MEPs vote to restrict junk food TV ads


BRUSSELS -- The European Parliament voted Thursday to restrict TV advertising of junk foods, and called for tighter measures to ensure the media helps in the fight against obesity in Europe.

Members of the European Parliament voted in Brussels by 620 to 24 for EU-wide controls on TV advertising of foods high in fat, sugar and salt to children. They backed a report drafted by Belgian Liberal Democrat Frederique Ries that said new forms of advertising to children, such as text messaging to cell phones, online games and sponsorships of playgrounds should be included.

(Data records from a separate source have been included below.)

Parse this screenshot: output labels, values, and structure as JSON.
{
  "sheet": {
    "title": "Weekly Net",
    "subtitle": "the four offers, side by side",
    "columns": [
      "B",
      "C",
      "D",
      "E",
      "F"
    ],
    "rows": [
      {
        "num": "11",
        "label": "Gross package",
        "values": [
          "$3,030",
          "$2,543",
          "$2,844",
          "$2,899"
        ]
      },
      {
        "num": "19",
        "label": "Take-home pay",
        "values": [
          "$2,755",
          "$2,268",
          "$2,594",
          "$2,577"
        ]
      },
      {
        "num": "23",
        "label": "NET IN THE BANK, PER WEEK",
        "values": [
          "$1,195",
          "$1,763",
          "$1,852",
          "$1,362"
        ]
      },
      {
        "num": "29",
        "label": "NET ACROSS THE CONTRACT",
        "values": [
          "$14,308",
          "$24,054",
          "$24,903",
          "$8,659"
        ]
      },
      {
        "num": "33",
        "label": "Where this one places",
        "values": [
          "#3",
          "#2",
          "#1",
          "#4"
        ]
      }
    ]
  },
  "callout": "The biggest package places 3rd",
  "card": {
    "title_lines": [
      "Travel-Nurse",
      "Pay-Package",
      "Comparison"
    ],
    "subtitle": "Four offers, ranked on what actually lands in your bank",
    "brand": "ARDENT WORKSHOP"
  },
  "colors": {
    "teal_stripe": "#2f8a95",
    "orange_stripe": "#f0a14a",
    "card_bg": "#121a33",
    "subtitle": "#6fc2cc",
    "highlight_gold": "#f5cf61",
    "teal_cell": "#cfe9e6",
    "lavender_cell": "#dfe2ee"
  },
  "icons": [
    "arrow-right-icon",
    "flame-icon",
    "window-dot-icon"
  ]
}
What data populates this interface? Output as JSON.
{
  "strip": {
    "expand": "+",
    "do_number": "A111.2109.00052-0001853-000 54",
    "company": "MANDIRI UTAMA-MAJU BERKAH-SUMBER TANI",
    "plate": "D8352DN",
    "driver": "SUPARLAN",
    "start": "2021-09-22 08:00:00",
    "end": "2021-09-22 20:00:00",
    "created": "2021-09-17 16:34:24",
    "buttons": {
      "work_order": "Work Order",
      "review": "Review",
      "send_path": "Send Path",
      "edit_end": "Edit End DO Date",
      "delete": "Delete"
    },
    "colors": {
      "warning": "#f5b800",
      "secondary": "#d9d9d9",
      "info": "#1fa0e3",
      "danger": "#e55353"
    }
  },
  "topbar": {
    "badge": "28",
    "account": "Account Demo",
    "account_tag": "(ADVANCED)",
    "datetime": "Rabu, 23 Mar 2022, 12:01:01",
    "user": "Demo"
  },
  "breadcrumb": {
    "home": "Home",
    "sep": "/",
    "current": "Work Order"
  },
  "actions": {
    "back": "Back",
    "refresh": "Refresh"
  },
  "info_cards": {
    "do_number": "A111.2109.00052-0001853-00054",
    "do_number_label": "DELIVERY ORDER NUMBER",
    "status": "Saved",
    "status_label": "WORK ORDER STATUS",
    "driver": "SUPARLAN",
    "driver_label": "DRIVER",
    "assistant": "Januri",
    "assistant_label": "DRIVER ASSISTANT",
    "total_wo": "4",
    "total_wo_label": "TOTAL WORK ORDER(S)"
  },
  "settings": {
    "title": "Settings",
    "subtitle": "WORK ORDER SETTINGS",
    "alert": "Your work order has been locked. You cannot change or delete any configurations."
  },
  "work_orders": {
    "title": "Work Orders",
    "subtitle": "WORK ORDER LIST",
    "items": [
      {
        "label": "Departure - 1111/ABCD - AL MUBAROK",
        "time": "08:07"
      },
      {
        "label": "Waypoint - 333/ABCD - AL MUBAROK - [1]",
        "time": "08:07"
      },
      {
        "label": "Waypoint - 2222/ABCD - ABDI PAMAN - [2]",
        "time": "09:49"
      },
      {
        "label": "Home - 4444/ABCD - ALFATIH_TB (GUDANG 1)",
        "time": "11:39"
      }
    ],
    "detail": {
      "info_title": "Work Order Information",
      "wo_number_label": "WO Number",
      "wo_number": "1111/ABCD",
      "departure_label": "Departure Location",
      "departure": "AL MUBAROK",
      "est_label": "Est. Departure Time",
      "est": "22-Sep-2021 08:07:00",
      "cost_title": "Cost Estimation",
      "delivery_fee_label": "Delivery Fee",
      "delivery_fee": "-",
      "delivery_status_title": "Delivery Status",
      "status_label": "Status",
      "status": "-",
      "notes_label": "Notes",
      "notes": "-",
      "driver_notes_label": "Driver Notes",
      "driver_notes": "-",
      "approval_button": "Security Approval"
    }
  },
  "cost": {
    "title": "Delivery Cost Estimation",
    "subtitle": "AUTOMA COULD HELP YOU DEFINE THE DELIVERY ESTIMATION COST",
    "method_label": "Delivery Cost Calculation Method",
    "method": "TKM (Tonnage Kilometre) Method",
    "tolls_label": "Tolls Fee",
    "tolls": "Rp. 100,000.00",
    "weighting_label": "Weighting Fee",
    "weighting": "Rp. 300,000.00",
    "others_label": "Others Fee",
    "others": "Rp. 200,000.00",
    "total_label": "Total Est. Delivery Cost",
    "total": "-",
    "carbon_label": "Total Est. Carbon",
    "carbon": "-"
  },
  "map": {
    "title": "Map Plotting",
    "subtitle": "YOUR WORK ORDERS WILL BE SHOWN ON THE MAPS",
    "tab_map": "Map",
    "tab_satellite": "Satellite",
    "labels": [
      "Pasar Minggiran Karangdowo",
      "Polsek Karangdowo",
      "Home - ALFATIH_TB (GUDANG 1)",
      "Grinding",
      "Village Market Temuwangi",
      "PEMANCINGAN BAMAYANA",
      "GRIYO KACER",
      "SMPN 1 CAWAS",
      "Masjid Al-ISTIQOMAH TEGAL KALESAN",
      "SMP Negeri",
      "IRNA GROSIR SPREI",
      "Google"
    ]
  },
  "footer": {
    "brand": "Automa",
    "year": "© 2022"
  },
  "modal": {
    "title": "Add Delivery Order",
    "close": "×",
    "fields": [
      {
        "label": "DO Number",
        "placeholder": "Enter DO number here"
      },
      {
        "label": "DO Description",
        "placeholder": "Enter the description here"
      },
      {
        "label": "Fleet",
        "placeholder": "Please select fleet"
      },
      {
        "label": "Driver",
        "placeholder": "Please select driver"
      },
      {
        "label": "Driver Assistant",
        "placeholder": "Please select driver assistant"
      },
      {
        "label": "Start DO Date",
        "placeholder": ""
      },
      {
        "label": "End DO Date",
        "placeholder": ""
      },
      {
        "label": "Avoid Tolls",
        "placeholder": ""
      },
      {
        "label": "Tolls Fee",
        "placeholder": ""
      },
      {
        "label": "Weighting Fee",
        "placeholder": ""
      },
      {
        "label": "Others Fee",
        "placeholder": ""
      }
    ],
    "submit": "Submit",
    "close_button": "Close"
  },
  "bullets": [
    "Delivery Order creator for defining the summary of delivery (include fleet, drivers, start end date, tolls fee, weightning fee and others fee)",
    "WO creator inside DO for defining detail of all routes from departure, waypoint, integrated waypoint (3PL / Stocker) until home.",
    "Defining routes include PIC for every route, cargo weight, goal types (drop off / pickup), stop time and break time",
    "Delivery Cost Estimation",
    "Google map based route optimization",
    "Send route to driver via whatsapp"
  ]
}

The MEPs called on European media industries to ensure that children's products in different media formats -- television, cinema, Internet and video games -- carry information about the importance of practicing sport and of eating fruits and vegetables in order to remain healthy.

"The media are now more than ever before an essential teaching device for learning about nutritional health and one that should offer practical advice to consumers," the report said.

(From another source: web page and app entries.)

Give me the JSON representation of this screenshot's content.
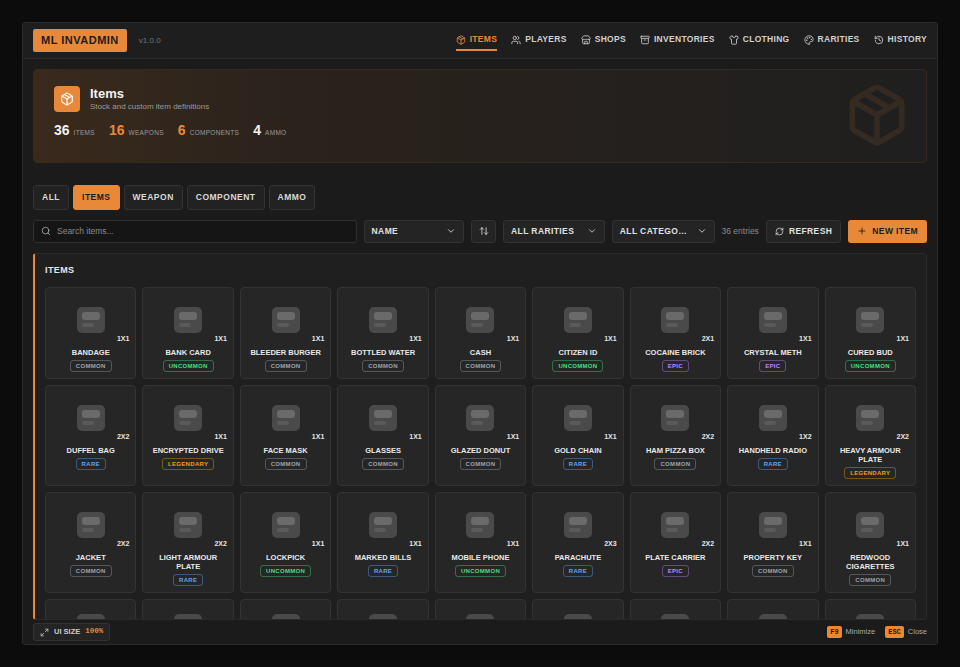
{
  "app": {
    "logo": "ML INVADMIN",
    "version": "v1.0.0"
  },
  "nav": [
    {
      "label": "ITEMS",
      "selected": true
    },
    {
      "label": "PLAYERS",
      "selected": false
    },
    {
      "label": "SHOPS",
      "selected": false
    },
    {
      "label": "INVENTORIES",
      "selected": false
    },
    {
      "label": "CLOTHING",
      "selected": false
    },
    {
      "label": "RARITIES",
      "selected": false
    },
    {
      "label": "HISTORY",
      "selected": false
    }
  ],
  "hero": {
    "title": "Items",
    "subtitle": "Stock and custom item definitions",
    "stats": [
      {
        "value": "36",
        "label": "ITEMS",
        "color": "#f2f2f2"
      },
      {
        "value": "16",
        "label": "WEAPONS",
        "color": "#e8893a"
      },
      {
        "value": "6",
        "label": "COMPONENTS",
        "color": "#e8893a"
      },
      {
        "value": "4",
        "label": "AMMO",
        "color": "#f2f2f2"
      }
    ]
  },
  "filter_tabs": [
    {
      "label": "ALL",
      "selected": false
    },
    {
      "label": "ITEMS",
      "selected": true
    },
    {
      "label": "WEAPON",
      "selected": false
    },
    {
      "label": "COMPONENT",
      "selected": false
    },
    {
      "label": "AMMO",
      "selected": false
    }
  ],
  "toolbar": {
    "search_placeholder": "Search items...",
    "sort": "NAME",
    "rarity": "ALL RARITIES",
    "category": "ALL CATEGO…",
    "count": "36 entries",
    "refresh": "REFRESH",
    "new_item": "NEW ITEM"
  },
  "section": {
    "title": "ITEMS"
  },
  "items": [
    {
      "kind": "card",
      "name": "BANDAGE",
      "size": "1X1",
      "rarity": "COMMON",
      "color": "#9ca3af"
    },
    {
      "kind": "card",
      "name": "BANK CARD",
      "size": "1X1",
      "rarity": "UNCOMMON",
      "color": "#4ade80"
    },
    {
      "kind": "card",
      "name": "BLEEDER BURGER",
      "size": "1X1",
      "rarity": "COMMON",
      "color": "#9ca3af"
    },
    {
      "kind": "card",
      "name": "BOTTLED WATER",
      "size": "1X1",
      "rarity": "COMMON",
      "color": "#9ca3af"
    },
    {
      "kind": "card",
      "name": "CASH",
      "size": "1X1",
      "rarity": "COMMON",
      "color": "#9ca3af"
    },
    {
      "kind": "card",
      "name": "CITIZEN ID",
      "size": "1X1",
      "rarity": "UNCOMMON",
      "color": "#4ade80"
    },
    {
      "kind": "card",
      "name": "COCAINE BRICK",
      "size": "2X1",
      "rarity": "EPIC",
      "color": "#c084fc"
    },
    {
      "kind": "card",
      "name": "CRYSTAL METH",
      "size": "1X1",
      "rarity": "EPIC",
      "color": "#c084fc"
    },
    {
      "kind": "card",
      "name": "CURED BUD",
      "size": "1X1",
      "rarity": "UNCOMMON",
      "color": "#4ade80"
    },
    {
      "kind": "card",
      "name": "DUFFEL BAG",
      "size": "2X2",
      "rarity": "RARE",
      "color": "#60a5fa"
    },
    {
      "kind": "card",
      "name": "ENCRYPTED DRIVE",
      "size": "1X1",
      "rarity": "LEGENDARY",
      "color": "#f59e0b"
    },
    {
      "kind": "card",
      "name": "FACE MASK",
      "size": "1X1",
      "rarity": "COMMON",
      "color": "#9ca3af"
    },
    {
      "kind": "card",
      "name": "GLASSES",
      "size": "1X1",
      "rarity": "COMMON",
      "color": "#9ca3af"
    },
    {
      "kind": "card",
      "name": "GLAZED DONUT",
      "size": "1X1",
      "rarity": "COMMON",
      "color": "#9ca3af"
    },
    {
      "kind": "card",
      "name": "GOLD CHAIN",
      "size": "1X1",
      "rarity": "RARE",
      "color": "#60a5fa"
    },
    {
      "kind": "card",
      "name": "HAM PIZZA BOX",
      "size": "2X2",
      "rarity": "COMMON",
      "color": "#9ca3af"
    },
    {
      "kind": "card",
      "name": "HANDHELD RADIO",
      "size": "1X2",
      "rarity": "RARE",
      "color": "#60a5fa"
    },
    {
      "kind": "card",
      "name": "HEAVY ARMOUR PLATE",
      "size": "2X2",
      "rarity": "LEGENDARY",
      "color": "#f59e0b"
    },
    {
      "kind": "card",
      "name": "JACKET",
      "size": "2X2",
      "rarity": "COMMON",
      "color": "#9ca3af"
    },
    {
      "kind": "card",
      "name": "LIGHT ARMOUR PLATE",
      "size": "2X2",
      "rarity": "RARE",
      "color": "#60a5fa"
    },
    {
      "kind": "card",
      "name": "LOCKPICK",
      "size": "1X1",
      "rarity": "UNCOMMON",
      "color": "#4ade80"
    },
    {
      "kind": "card",
      "name": "MARKED BILLS",
      "size": "1X1",
      "rarity": "RARE",
      "color": "#60a5fa"
    },
    {
      "kind": "card",
      "name": "MOBILE PHONE",
      "size": "1X1",
      "rarity": "UNCOMMON",
      "color": "#4ade80"
    },
    {
      "kind": "card",
      "name": "PARACHUTE",
      "size": "2X3",
      "rarity": "RARE",
      "color": "#60a5fa"
    },
    {
      "kind": "card",
      "name": "PLATE CARRIER",
      "size": "2X2",
      "rarity": "EPIC",
      "color": "#c084fc"
    },
    {
      "kind": "card",
      "name": "PROPERTY KEY",
      "size": "1X1",
      "rarity": "COMMON",
      "color": "#9ca3af"
    },
    {
      "kind": "card",
      "name": "REDWOOD CIGARETTES",
      "size": "1X1",
      "rarity": "COMMON",
      "color": "#9ca3af"
    },
    {
      "kind": "cut-off"
    },
    {
      "kind": "cut-off"
    },
    {
      "kind": "cut-off"
    },
    {
      "kind": "cut-off"
    },
    {
      "kind": "cut-off"
    },
    {
      "kind": "cut-off"
    },
    {
      "kind": "cut-off"
    },
    {
      "kind": "cut-off"
    },
    {
      "kind": "cut-off"
    }
  ],
  "footer": {
    "ui_size_label": "UI SIZE",
    "ui_size_value": "100%",
    "shortcuts": [
      {
        "key": "F9",
        "label": "Minimize"
      },
      {
        "key": "ESC",
        "label": "Close"
      }
    ]
  }
}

British Labor Party MEP Linda McAvan welcomed the move. "Some 22 million children living in the EU are estimated to be obese or overweight, so we need this action on advertising," she said.

The MEPs called on governments to recognize obesity officially as a chronic disease. For adults, the growth rate is the same as in the U.S. in the early 1990s: Nearly 27% of men and 38% of women in Europe are these days regarded as being overweight or obese.